Electroless Nickel Plating


Electroless Nickel Plating (ENP): Electroless Nickel Plating (ENP) is the deposit of a nickel-alloy coating by chemical reduction – without the electric current that’s used in electroplating processes. The majority of ENP for engineering purposes is a nickel phosphorus deposit containing 2 to 14% phosphorus. The higher the phosphorus content the greater the corrosion resistance, however the compromise on increased phosphorus content is a decrease in hardness. ENP is deposited by reducing nickel ions to metallic nickel with a chemical reducing agent such as sodium hydrophosphite. Thickness of 25-75m is common, high phosphorus ENP can edge above 75m although this does start to push the limits of ENP.

The benefits of electroless nickel plating

ENP offers excellent corrosion resistance to common corrodents such as salt water, carbon dioxide ,oxygen and hydrogen sulphide.

High phosphorus deposits of ENP (10-14% phos) is also amorphous, which means that there are no grain or phase boundaries to create initiation sites for corrosion.

The uniformity of ENP versus electrolytic deposits is also advantageous, creating a uniformly thick coating across the whole substrate; even in slots, holes and inside walls of tubing.

Without heat treatment corrosion resistant high phosphorus ENP still provides good hardness and wear resistance properties.

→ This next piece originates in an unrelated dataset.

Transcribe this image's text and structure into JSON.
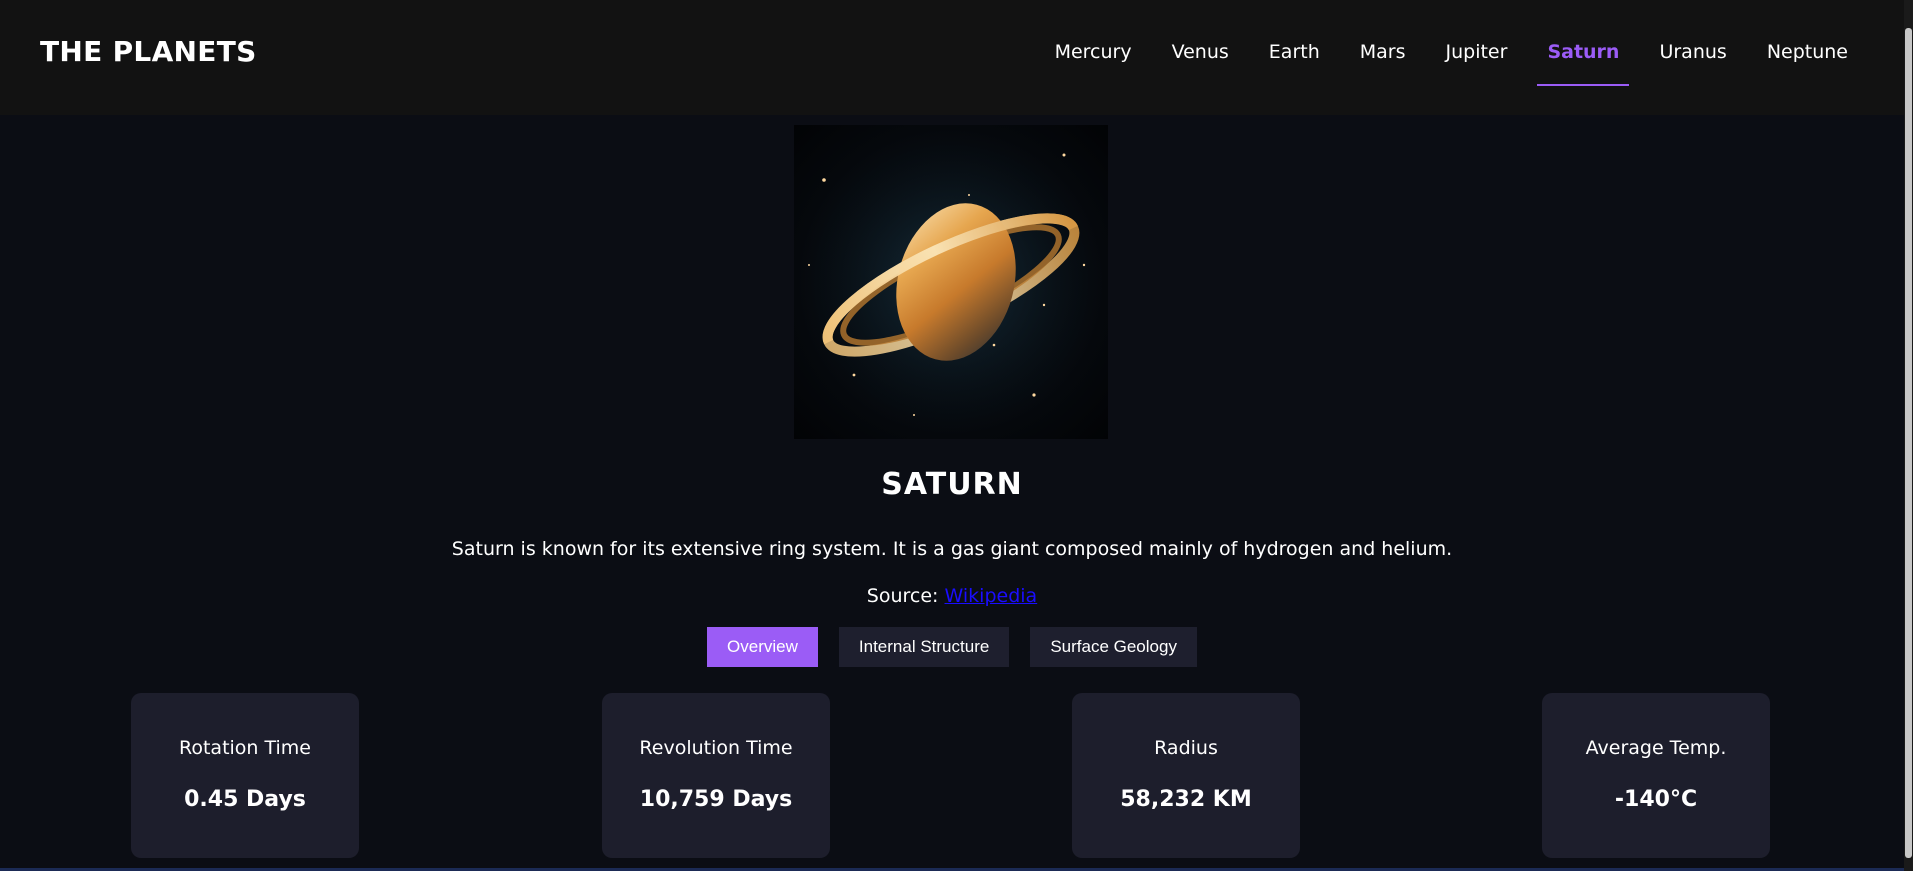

ENP offers a cost-effective solution for applications subject to conditions where wear and corrosion are factors; extending service life and providing a lower cost alternative to corrosion resistant alloys, particularly where carbon steel suffers localised corrosion; flange attack or weld corrosion.

What are the properties of the deposit and factors affecting them?

ENP offers excellent corrosion protection and uniformity of deposit along with good hardness. The phosphorus content of the deposit can be altered to best fit the application.

At Poudrafshan our technical team understand each customers’ application before recommending the optimum phosphorus level – the higher the phosphorus content the greater the corrosion resistance but lower the surface hardness.

Hardness of ENP can be increased by heat treatment but this produces a microcracked deposit with reduced corrosion resistance.

ENP deposits uniformly, even on complex shapes, unlike electroplating.

How does heat treatment affect ENP?

ENP is at its most corrosion resistant in its amorphous phase. Heat treatment causes particles of nickel phosphide to precipitate, destroying the amorphous character of the deposit. With high phos ENP deposits this occurs at temperatures between 330 and 360C.

How well does ENP adhere to substrates?

Adhesion is dependent on effective cleaning of the substrate. With good surface preparation adhesion to carbon steel is between 200-420 MPa. With stainless steels the bond strength is usually between 160-200 Mpa.

What factors affect plating quality?

There are several factors affecting plating quality and the majority should be effectively managed by your surface finishing partner.

– Surface preparation: Rough, badly machined surfaces with uneven metal surfaces, burrs or cold shuts cannot be effectively plated.

– Cleaning: Surfaces must be free from oils, dirt and soaps formed by saponification of oils by alkaline cleaners.

– Control of the plating baths: Temperature, pH, nickel ion concentration and hypophosphite concentration all need to be carefully managed to ensure high quality, consistent plating finish is achieved.

What are the fabrication / finishing requirements before plating?

Weld spatter should be removed, sharp edges radiused and weld roots ground smooth. When refurbishing / remanufacturing components it is important that corroded areas are ground to a flat surface.


  • Aerospace Components:For wear resistance, corrosion protection, chemical resistivity and lubricity on valves, pistons, engine shafts, engine mounts, compressor blades and other flight-critical components.
  • Electrical Equipment:Due to solderability and conductivity properties.
  • Packaging & Handling Machinery: Due to wear resistance, cleanliness and attractive finish.
  • Chemical Manufacturing and Transport Equipment:Due to chemical resistance.
  • Molds & Dies:Corrosion protection minimizes erosion and abrasion. Low coefficient of friction improves release.
  • Food Service Equipment:For superior corrosion and wear resistance, attractive finish and cleanliness.
  • Plastics Manufacturing Equipment:For durability and release properties on injection molds and extrusion dies.
  • Oil & Gas Components: For corrosion protection in harsh undersea and underground environments for parts such as valves, pumps, pipe fittings and others.
  • Printing Industry Equipment: For abrasion resistance on conveyance and chemical resistance on printer cylinders.
  • Automotive Components:For wear protection and corrosion resistance on pistons, cylinders, gears, differential pinon ball shafts, fuel injectors, ball studs, transmission thrust washers, knuckle pins, hose couplings, heat sinks and others.
  • Salvage:For restoration of parts to their original dimensions or to bring mis-machined parts into tolerance.
  • Stainless Steel Replacement:Electroless nickel can serve as a cost effective replacement for 300 and 400 series stainless steel in some applications